There is an antithesis to the inundation in another phenomenon almost as unique. This is found in the steady continuance of the north-wind that blows back the waters and spreads their wealth over a larger surface of soil. and enables the boatman to sail up the river right against the descending current. Everything Egyptian is typical, and when we see how the people figured the two truths of mythology as the two factors of being, and how they personified breath and water, we shall more or less perceive the initiatory import of this wonderful arrangement of wind and tide, and its combination of descending and ascending motive power.
The Nile water is highly charged with ammonia and organic matter, which are deposited as manure. It is, for instance, three times as rich in fertilising matter, whether in suspension or in solution, as the Thames at Hampton Court.
This bounty was spread out for all by the breath of the beneficent wind. Num, Lord of the Inundation, is painted on the monument as the Green God, and the limit of the inundation was the measure of Egypt's greenness. The waters that brought the silt clothed the soil with that colour just so far as they were blown.
From the beginning Lower Egypt, the Delta, was a land literally rained down by the inundation as a gift of the gods. For the clouds arise from their several seas and sail off heavily-laden toward Equatorial Africa, and there pour forth their weight of water during a rain of months on mountain slopes that drain into the fresh lakes until these are brimmed to bursting, and their northern outlet of birth is the Nile. The White Nile at first, until the Abyssinian highlands pour into it their rushing rivers of collected rain with force enough to float a mass of silt that is part of a future soil, the presence of which in the waters makes the Blue Nile; then the river becomes the turbid Red Nile of the inundation, and as it spreads out fanwise towards the Mediterranean Sea, it drops that rich top-dressing of soil or the very fat of land and unctuous mud-manure, every year renewed and rained down by that phenomenal flood." Gerald Massey, A Book of Beginnings

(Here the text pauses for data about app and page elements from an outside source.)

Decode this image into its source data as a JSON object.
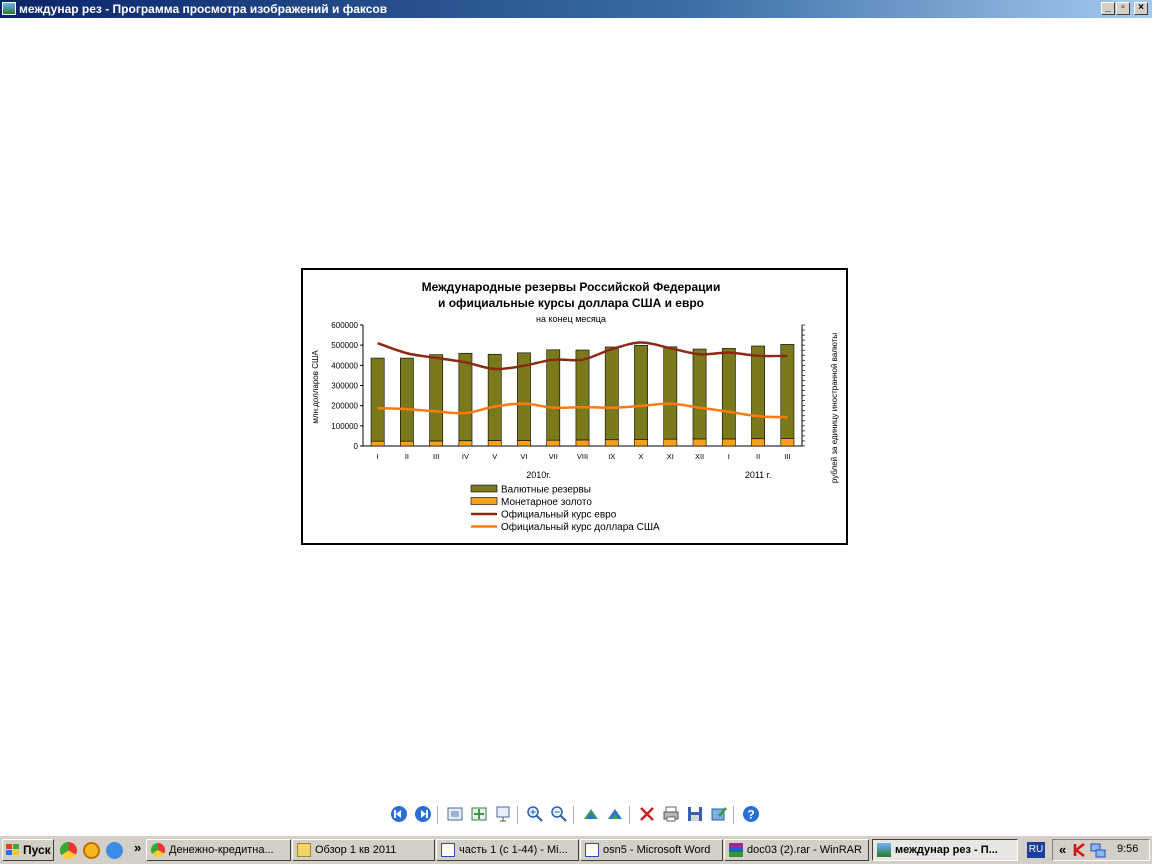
{
  "window": {
    "title": "междунар рез - Программа просмотра изображений и факсов"
  },
  "chart_data": {
    "type": "bar",
    "title_line1": "Международные резервы Российской Федерации",
    "title_line2": "и официальные курсы доллара США и евро",
    "subtitle": "на конец месяца",
    "ylabel": "млн.долларов США",
    "y2label": "рублей за единицу иностранной валюты",
    "ylim": [
      0,
      600000
    ],
    "yticks": [
      "600000",
      "500000",
      "400000",
      "300000",
      "200000",
      "100000",
      "0"
    ],
    "categories": [
      "I",
      "II",
      "III",
      "IV",
      "V",
      "VI",
      "VII",
      "VIII",
      "IX",
      "X",
      "XI",
      "XII",
      "I",
      "II",
      "III"
    ],
    "year_labels": [
      "2010г.",
      "2011 г."
    ],
    "series": [
      {
        "name": "Валютные резервы",
        "kind": "bar",
        "color": "#7a7a1c",
        "values": [
          412000,
          412000,
          428000,
          434000,
          428000,
          434000,
          448000,
          446000,
          460000,
          466000,
          458000,
          446000,
          449000,
          460000,
          466000
        ]
      },
      {
        "name": "Монетарное золото",
        "kind": "bar",
        "color": "#f5a11c",
        "values": [
          24000,
          24000,
          25000,
          26000,
          27000,
          28000,
          29000,
          30000,
          31000,
          33000,
          34000,
          35000,
          35000,
          36000,
          38000
        ]
      },
      {
        "name": "Официальный курс евро",
        "kind": "line",
        "color": "#8b2a12",
        "values": [
          510000,
          460000,
          437000,
          415000,
          382000,
          398000,
          428000,
          428000,
          480000,
          513000,
          485000,
          455000,
          463000,
          447000,
          447000
        ]
      },
      {
        "name": "Официальный курс доллара США",
        "kind": "line",
        "color": "#ff7a10",
        "values": [
          188000,
          183000,
          172000,
          163000,
          196000,
          210000,
          190000,
          193000,
          190000,
          199000,
          210000,
          190000,
          170000,
          148000,
          143000
        ]
      }
    ]
  },
  "viewer_toolbar": {
    "buttons": [
      "previous-image-icon",
      "next-image-icon",
      "best-fit-icon",
      "actual-size-icon",
      "slideshow-icon",
      "zoom-in-icon",
      "zoom-out-icon",
      "rotate-clockwise-icon",
      "rotate-counterclockwise-icon",
      "delete-icon",
      "print-icon",
      "save-icon",
      "edit-icon",
      "help-icon"
    ]
  },
  "taskbar": {
    "start_label": "Пуск",
    "buttons": [
      {
        "label": "Денежно-кредитна...",
        "icon": "chrome-icon"
      },
      {
        "label": "Обзор 1 кв 2011",
        "icon": "folder-icon"
      },
      {
        "label": "часть 1 (с 1-44) - Mi...",
        "icon": "word-doc-icon"
      },
      {
        "label": "osn5 - Microsoft Word",
        "icon": "word-doc-icon"
      },
      {
        "label": "doc03 (2).rar - WinRAR",
        "icon": "winrar-icon"
      },
      {
        "label": "междунар рез - П...",
        "icon": "image-viewer-icon",
        "active": true
      }
    ],
    "language": "RU",
    "clock": "9:56"
  }
}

2Nicole_VanK
Redigerat: dec 25, 2010, 3:12pm

Basically he's right of course : Egypt is a product of the Nile, and the Nile is a product of rainfall in Ethiopia but mostly in Kenya.

Withouth that Egypt would have been mostly uninhabitable - in historic times at least : it seems there was more mosture around in paleolithic times.

BUT, anyway, it seems to be true that Egyptian priesthood was able to predict/calculate the flooding of the Nile with reasonable accuracy.

3setnahkt
dec 25, 2010, 4:10pm

2> BUT, anyway, it seems to be true that Egyptian priesthood was able to predict/calculate the flooding of the Nile with reasonable accuracy.

IIRC it takes weeks for the "flood" to reach the sea. Thus, if you were in the south of Egypt, you would see the peak of the flood long before it reached the Delta. Thus you could use a nilometer in Aswan to predict how high the flood would be in Memphis, and send word to take flooding or drought precautions if necessary.